Task goal — Every entry needs to be written out again exactly.

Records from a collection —
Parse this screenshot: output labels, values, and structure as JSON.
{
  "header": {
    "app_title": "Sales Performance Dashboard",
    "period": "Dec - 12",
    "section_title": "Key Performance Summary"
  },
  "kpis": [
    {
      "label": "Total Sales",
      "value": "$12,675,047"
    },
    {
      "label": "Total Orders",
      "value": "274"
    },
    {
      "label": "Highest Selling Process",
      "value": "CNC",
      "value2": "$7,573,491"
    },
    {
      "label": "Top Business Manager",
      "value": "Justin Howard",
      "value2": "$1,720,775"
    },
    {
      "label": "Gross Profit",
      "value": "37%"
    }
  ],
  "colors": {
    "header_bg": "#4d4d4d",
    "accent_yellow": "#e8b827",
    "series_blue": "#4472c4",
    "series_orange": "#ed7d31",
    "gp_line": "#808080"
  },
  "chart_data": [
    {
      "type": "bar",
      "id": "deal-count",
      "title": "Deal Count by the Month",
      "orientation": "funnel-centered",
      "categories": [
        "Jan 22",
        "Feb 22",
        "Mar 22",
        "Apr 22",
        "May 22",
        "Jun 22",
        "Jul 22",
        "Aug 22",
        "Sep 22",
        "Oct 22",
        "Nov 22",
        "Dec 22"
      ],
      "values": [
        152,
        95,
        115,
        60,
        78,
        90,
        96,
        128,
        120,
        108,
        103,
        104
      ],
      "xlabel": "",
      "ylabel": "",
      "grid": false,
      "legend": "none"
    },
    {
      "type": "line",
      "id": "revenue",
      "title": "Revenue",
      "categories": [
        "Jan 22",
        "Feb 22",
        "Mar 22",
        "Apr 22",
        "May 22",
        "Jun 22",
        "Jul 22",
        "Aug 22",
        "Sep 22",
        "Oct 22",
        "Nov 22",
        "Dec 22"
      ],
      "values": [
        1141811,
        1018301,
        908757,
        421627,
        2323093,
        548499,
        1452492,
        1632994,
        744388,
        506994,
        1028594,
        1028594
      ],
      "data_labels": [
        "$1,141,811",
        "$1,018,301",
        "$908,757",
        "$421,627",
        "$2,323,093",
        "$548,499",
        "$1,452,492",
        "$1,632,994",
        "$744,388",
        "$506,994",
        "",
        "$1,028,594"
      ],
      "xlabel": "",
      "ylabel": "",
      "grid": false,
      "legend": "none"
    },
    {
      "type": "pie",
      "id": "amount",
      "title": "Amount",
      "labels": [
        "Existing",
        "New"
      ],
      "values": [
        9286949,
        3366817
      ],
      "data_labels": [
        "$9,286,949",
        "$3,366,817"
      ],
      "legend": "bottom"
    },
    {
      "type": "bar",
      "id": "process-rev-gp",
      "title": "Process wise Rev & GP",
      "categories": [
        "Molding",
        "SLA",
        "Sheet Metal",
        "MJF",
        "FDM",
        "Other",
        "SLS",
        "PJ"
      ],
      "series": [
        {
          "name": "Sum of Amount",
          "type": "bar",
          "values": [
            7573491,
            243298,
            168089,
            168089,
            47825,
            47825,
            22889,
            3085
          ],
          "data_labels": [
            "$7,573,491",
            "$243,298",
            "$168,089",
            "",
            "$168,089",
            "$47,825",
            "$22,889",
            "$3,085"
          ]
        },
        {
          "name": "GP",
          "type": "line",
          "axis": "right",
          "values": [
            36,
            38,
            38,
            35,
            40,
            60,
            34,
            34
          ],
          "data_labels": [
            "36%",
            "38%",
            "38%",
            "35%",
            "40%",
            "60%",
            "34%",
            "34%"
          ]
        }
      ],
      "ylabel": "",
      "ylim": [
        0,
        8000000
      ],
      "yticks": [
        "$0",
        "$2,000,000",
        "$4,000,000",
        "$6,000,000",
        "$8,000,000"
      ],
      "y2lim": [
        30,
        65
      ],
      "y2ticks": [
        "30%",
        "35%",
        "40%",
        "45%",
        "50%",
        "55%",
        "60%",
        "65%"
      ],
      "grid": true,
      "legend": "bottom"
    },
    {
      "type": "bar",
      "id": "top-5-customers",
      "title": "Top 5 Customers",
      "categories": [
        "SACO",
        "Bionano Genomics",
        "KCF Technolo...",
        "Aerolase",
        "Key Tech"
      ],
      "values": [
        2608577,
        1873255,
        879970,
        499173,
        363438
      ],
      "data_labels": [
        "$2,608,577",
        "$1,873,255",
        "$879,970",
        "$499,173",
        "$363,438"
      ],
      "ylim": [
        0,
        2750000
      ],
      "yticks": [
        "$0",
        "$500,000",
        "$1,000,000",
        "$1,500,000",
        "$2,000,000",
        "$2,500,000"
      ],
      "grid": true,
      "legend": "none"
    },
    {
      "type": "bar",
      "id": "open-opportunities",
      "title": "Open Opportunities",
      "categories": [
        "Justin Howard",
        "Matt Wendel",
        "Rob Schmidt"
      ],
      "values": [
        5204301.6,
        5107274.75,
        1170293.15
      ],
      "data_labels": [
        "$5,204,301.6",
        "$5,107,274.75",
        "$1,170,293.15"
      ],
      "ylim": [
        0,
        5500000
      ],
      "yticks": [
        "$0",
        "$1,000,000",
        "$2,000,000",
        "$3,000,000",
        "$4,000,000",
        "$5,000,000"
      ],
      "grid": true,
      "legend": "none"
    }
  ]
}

Result for this exercise —
Parse this screenshot: output labels, values, and structure as JSON.
{
  "header": {
    "app_title": "Sales Performance Dashboard",
    "period": "Dec - 12",
    "section_title": "Key Performance Summary"
  },
  "kpis": [
    {
      "label": "Total Sales",
      "value": "$12,675,047"
    },
    {
      "label": "Total Orders",
      "value": "274"
    },
    {
      "label": "Highest Selling Process",
      "value": "CNC",
      "value2": "$7,573,491"
    },
    {
      "label": "Top Business Manager",
      "value": "Justin Howard",
      "value2": "$1,720,775"
    },
    {
      "label": "Gross Profit",
      "value": "37%"
    }
  ],
  "colors": {
    "header_bg": "#4d4d4d",
    "accent_yellow": "#e8b827",
    "series_blue": "#4472c4",
    "series_orange": "#ed7d31",
    "gp_line": "#808080"
  },
  "chart_data": [
    {
      "type": "bar",
      "id": "deal-count",
      "title": "Deal Count by the Month",
      "orientation": "funnel-centered",
      "categories": [
        "Jan 22",
        "Feb 22",
        "Mar 22",
        "Apr 22",
        "May 22",
        "Jun 22",
        "Jul 22",
        "Aug 22",
        "Sep 22",
        "Oct 22",
        "Nov 22",
        "Dec 22"
      ],
      "values": [
        152,
        95,
        115,
        60,
        78,
        90,
        96,
        128,
        120,
        108,
        103,
        104
      ],
      "xlabel": "",
      "ylabel": "",
      "grid": false,
      "legend": "none"
    },
    {
      "type": "line",
      "id": "revenue",
      "title": "Revenue",
      "categories": [
        "Jan 22",
        "Feb 22",
        "Mar 22",
        "Apr 22",
        "May 22",
        "Jun 22",
        "Jul 22",
        "Aug 22",
        "Sep 22",
        "Oct 22",
        "Nov 22",
        "Dec 22"
      ],
      "values": [
        1141811,
        1018301,
        908757,
        421627,
        2323093,
        548499,
        1452492,
        1632994,
        744388,
        506994,
        1028594,
        1028594
      ],
      "data_labels": [
        "$1,141,811",
        "$1,018,301",
        "$908,757",
        "$421,627",
        "$2,323,093",
        "$548,499",
        "$1,452,492",
        "$1,632,994",
        "$744,388",
        "$506,994",
        "",
        "$1,028,594"
      ],
      "xlabel": "",
      "ylabel": "",
      "grid": false,
      "legend": "none"
    },
    {
      "type": "pie",
      "id": "amount",
      "title": "Amount",
      "labels": [
        "Existing",
        "New"
      ],
      "values": [
        9286949,
        3366817
      ],
      "data_labels": [
        "$9,286,949",
        "$3,366,817"
      ],
      "legend": "bottom"
    },
    {
      "type": "bar",
      "id": "process-rev-gp",
      "title": "Process wise Rev & GP",
      "categories": [
        "Molding",
        "SLA",
        "Sheet Metal",
        "MJF",
        "FDM",
        "Other",
        "SLS",
        "PJ"
      ],
      "series": [
        {
          "name": "Sum of Amount",
          "type": "bar",
          "values": [
            7573491,
            243298,
            168089,
            168089,
            47825,
            47825,
            22889,
            3085
          ],
          "data_labels": [
            "$7,573,491",
            "$243,298",
            "$168,089",
            "",
            "$168,089",
            "$47,825",
            "$22,889",
            "$3,085"
          ]
        },
        {
          "name": "GP",
          "type": "line",
          "axis": "right",
          "values": [
            36,
            38,
            38,
            35,
            40,
            60,
            34,
            34
          ],
          "data_labels": [
            "36%",
            "38%",
            "38%",
            "35%",
            "40%",
            "60%",
            "34%",
            "34%"
          ]
        }
      ],
      "ylabel": "",
      "ylim": [
        0,
        8000000
      ],
      "yticks": [
        "$0",
        "$2,000,000",
        "$4,000,000",
        "$6,000,000",
        "$8,000,000"
      ],
      "y2lim": [
        30,
        65
      ],
      "y2ticks": [
        "30%",
        "35%",
        "40%",
        "45%",
        "50%",
        "55%",
        "60%",
        "65%"
      ],
      "grid": true,
      "legend": "bottom"
    },
    {
      "type": "bar",
      "id": "top-5-customers",
      "title": "Top 5 Customers",
      "categories": [
        "SACO",
        "Bionano Genomics",
        "KCF Technolo...",
        "Aerolase",
        "Key Tech"
      ],
      "values": [
        2608577,
        1873255,
        879970,
        499173,
        363438
      ],
      "data_labels": [
        "$2,608,577",
        "$1,873,255",
        "$879,970",
        "$499,173",
        "$363,438"
      ],
      "ylim": [
        0,
        2750000
      ],
      "yticks": [
        "$0",
        "$500,000",
        "$1,000,000",
        "$1,500,000",
        "$2,000,000",
        "$2,500,000"
      ],
      "grid": true,
      "legend": "none"
    },
    {
      "type": "bar",
      "id": "open-opportunities",
      "title": "Open Opportunities",
      "categories": [
        "Justin Howard",
        "Matt Wendel",
        "Rob Schmidt"
      ],
      "values": [
        5204301.6,
        5107274.75,
        1170293.15
      ],
      "data_labels": [
        "$5,204,301.6",
        "$5,107,274.75",
        "$1,170,293.15"
      ],
      "ylim": [
        0,
        5500000
      ],
      "yticks": [
        "$0",
        "$1,000,000",
        "$2,000,000",
        "$3,000,000",
        "$4,000,000",
        "$5,000,000"
      ],
      "grid": true,
      "legend": "none"
    }
  ]
}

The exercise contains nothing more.